## [Exercise brief]
Set the data below down again, exactly, with every picture left out.

## [Task material]

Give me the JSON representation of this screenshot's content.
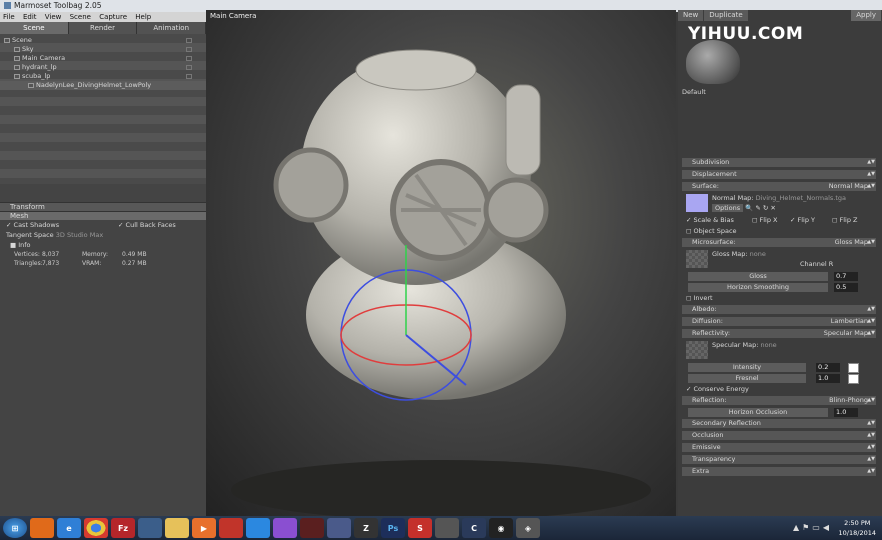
{
  "window": {
    "title": "Marmoset Toolbag 2.05"
  },
  "menu": [
    "File",
    "Edit",
    "View",
    "Scene",
    "Capture",
    "Help"
  ],
  "left_tabs": [
    "Scene",
    "Render",
    "Animation"
  ],
  "scene_tree": [
    {
      "label": "Scene",
      "indent": 0
    },
    {
      "label": "Sky",
      "indent": 1
    },
    {
      "label": "Main Camera",
      "indent": 1
    },
    {
      "label": "hydrant_lp",
      "indent": 1
    },
    {
      "label": "scuba_lp",
      "indent": 1
    },
    {
      "label": "NadelynLee_DivingHelmet_LowPoly",
      "indent": 2
    }
  ],
  "transform_header": "Transform",
  "mesh_header": "Mesh",
  "mesh": {
    "cast_shadows": "Cast Shadows",
    "cull_back_faces": "Cull Back Faces",
    "tangent_space_label": "Tangent Space",
    "tangent_space_value": "3D Studio Max",
    "info_header": "Info",
    "vertices_label": "Vertices:",
    "vertices_value": "8,037",
    "memory_label": "Memory:",
    "memory_value": "0.49 MB",
    "triangles_label": "Triangles:",
    "triangles_value": "7,873",
    "vram_label": "VRAM:",
    "vram_value": "0.27 MB"
  },
  "viewport": {
    "label": "Main Camera"
  },
  "right": {
    "new": "New",
    "duplicate": "Duplicate",
    "apply": "Apply",
    "watermark": "YIHUU.COM",
    "material_name": "Default",
    "sections": {
      "subdivision": "Subdivision",
      "displacement": "Displacement",
      "surface": "Surface:",
      "surface_value": "Normal Map",
      "normal_map_label": "Normal Map:",
      "normal_map_file": "Diving_Helmet_Normals.tga",
      "options": "Options",
      "scale_bias": "Scale & Bias",
      "flip_x": "Flip X",
      "flip_y": "Flip Y",
      "flip_z": "Flip Z",
      "object_space": "Object Space",
      "microsurface": "Microsurface:",
      "microsurface_value": "Gloss Map",
      "gloss_map_label": "Gloss Map:",
      "gloss_map_file": "none",
      "channel": "Channel",
      "channel_value": "R",
      "gloss": "Gloss",
      "gloss_value": "0.7",
      "horizon_smoothing": "Horizon Smoothing",
      "horizon_smoothing_value": "0.5",
      "invert": "Invert",
      "albedo": "Albedo:",
      "diffusion": "Diffusion:",
      "diffusion_value": "Lambertian",
      "reflectivity": "Reflectivity:",
      "reflectivity_value": "Specular Map",
      "specular_map_label": "Specular Map:",
      "specular_map_file": "none",
      "intensity": "Intensity",
      "intensity_value": "0.2",
      "fresnel": "Fresnel",
      "fresnel_value": "1.0",
      "conserve_energy": "Conserve Energy",
      "reflection": "Reflection:",
      "reflection_value": "Blinn-Phong",
      "horizon_occlusion": "Horizon Occlusion",
      "horizon_occlusion_value": "1.0",
      "secondary_reflection": "Secondary Reflection",
      "occlusion": "Occlusion",
      "emissive": "Emissive",
      "transparency": "Transparency",
      "extra": "Extra"
    }
  },
  "taskbar": {
    "time": "2:50 PM",
    "date": "10/18/2014",
    "apps": [
      "start",
      "firefox",
      "internet-explorer",
      "chrome",
      "filezilla",
      "maya",
      "explorer",
      "media",
      "unity",
      "dropbox",
      "photoshop-like",
      "marmoset",
      "monitor",
      "zbrush",
      "photoshop",
      "snagit",
      "toolbag",
      "cinema",
      "obs",
      "marmoset2"
    ]
  }
}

## [Answer area]
Give me the JSON representation of this screenshot's content.
{
  "window": {
    "title": "Marmoset Toolbag 2.05"
  },
  "menu": [
    "File",
    "Edit",
    "View",
    "Scene",
    "Capture",
    "Help"
  ],
  "left_tabs": [
    "Scene",
    "Render",
    "Animation"
  ],
  "scene_tree": [
    {
      "label": "Scene",
      "indent": 0
    },
    {
      "label": "Sky",
      "indent": 1
    },
    {
      "label": "Main Camera",
      "indent": 1
    },
    {
      "label": "hydrant_lp",
      "indent": 1
    },
    {
      "label": "scuba_lp",
      "indent": 1
    },
    {
      "label": "NadelynLee_DivingHelmet_LowPoly",
      "indent": 2
    }
  ],
  "transform_header": "Transform",
  "mesh_header": "Mesh",
  "mesh": {
    "cast_shadows": "Cast Shadows",
    "cull_back_faces": "Cull Back Faces",
    "tangent_space_label": "Tangent Space",
    "tangent_space_value": "3D Studio Max",
    "info_header": "Info",
    "vertices_label": "Vertices:",
    "vertices_value": "8,037",
    "memory_label": "Memory:",
    "memory_value": "0.49 MB",
    "triangles_label": "Triangles:",
    "triangles_value": "7,873",
    "vram_label": "VRAM:",
    "vram_value": "0.27 MB"
  },
  "viewport": {
    "label": "Main Camera"
  },
  "right": {
    "new": "New",
    "duplicate": "Duplicate",
    "apply": "Apply",
    "watermark": "YIHUU.COM",
    "material_name": "Default",
    "sections": {
      "subdivision": "Subdivision",
      "displacement": "Displacement",
      "surface": "Surface:",
      "surface_value": "Normal Map",
      "normal_map_label": "Normal Map:",
      "normal_map_file": "Diving_Helmet_Normals.tga",
      "options": "Options",
      "scale_bias": "Scale & Bias",
      "flip_x": "Flip X",
      "flip_y": "Flip Y",
      "flip_z": "Flip Z",
      "object_space": "Object Space",
      "microsurface": "Microsurface:",
      "microsurface_value": "Gloss Map",
      "gloss_map_label": "Gloss Map:",
      "gloss_map_file": "none",
      "channel": "Channel",
      "channel_value": "R",
      "gloss": "Gloss",
      "gloss_value": "0.7",
      "horizon_smoothing": "Horizon Smoothing",
      "horizon_smoothing_value": "0.5",
      "invert": "Invert",
      "albedo": "Albedo:",
      "diffusion": "Diffusion:",
      "diffusion_value": "Lambertian",
      "reflectivity": "Reflectivity:",
      "reflectivity_value": "Specular Map",
      "specular_map_label": "Specular Map:",
      "specular_map_file": "none",
      "intensity": "Intensity",
      "intensity_value": "0.2",
      "fresnel": "Fresnel",
      "fresnel_value": "1.0",
      "conserve_energy": "Conserve Energy",
      "reflection": "Reflection:",
      "reflection_value": "Blinn-Phong",
      "horizon_occlusion": "Horizon Occlusion",
      "horizon_occlusion_value": "1.0",
      "secondary_reflection": "Secondary Reflection",
      "occlusion": "Occlusion",
      "emissive": "Emissive",
      "transparency": "Transparency",
      "extra": "Extra"
    }
  },
  "taskbar": {
    "time": "2:50 PM",
    "date": "10/18/2014",
    "apps": [
      "start",
      "firefox",
      "internet-explorer",
      "chrome",
      "filezilla",
      "maya",
      "explorer",
      "media",
      "unity",
      "dropbox",
      "photoshop-like",
      "marmoset",
      "monitor",
      "zbrush",
      "photoshop",
      "snagit",
      "toolbag",
      "cinema",
      "obs",
      "marmoset2"
    ]
  }
}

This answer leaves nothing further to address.